THE PROBLEM -> Across the records below, how many lines include the string "label"? State the number and nothing more.

SOURCE MATERIAL ->
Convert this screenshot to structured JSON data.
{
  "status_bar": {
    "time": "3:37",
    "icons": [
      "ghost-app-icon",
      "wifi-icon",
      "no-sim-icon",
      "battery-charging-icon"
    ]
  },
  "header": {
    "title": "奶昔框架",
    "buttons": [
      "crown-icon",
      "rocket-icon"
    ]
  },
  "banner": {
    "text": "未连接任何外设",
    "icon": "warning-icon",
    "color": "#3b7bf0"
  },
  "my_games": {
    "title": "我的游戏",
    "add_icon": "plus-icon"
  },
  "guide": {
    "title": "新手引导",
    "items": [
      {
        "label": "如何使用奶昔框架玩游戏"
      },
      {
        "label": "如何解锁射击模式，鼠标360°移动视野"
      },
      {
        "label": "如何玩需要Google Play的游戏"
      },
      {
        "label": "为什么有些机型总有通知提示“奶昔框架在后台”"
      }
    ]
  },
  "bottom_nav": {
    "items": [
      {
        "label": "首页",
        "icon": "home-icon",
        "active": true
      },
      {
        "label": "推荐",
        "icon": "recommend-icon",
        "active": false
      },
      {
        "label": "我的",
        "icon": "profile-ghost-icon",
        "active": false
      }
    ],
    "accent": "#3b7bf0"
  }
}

EXERCISE OUTPUT -> 7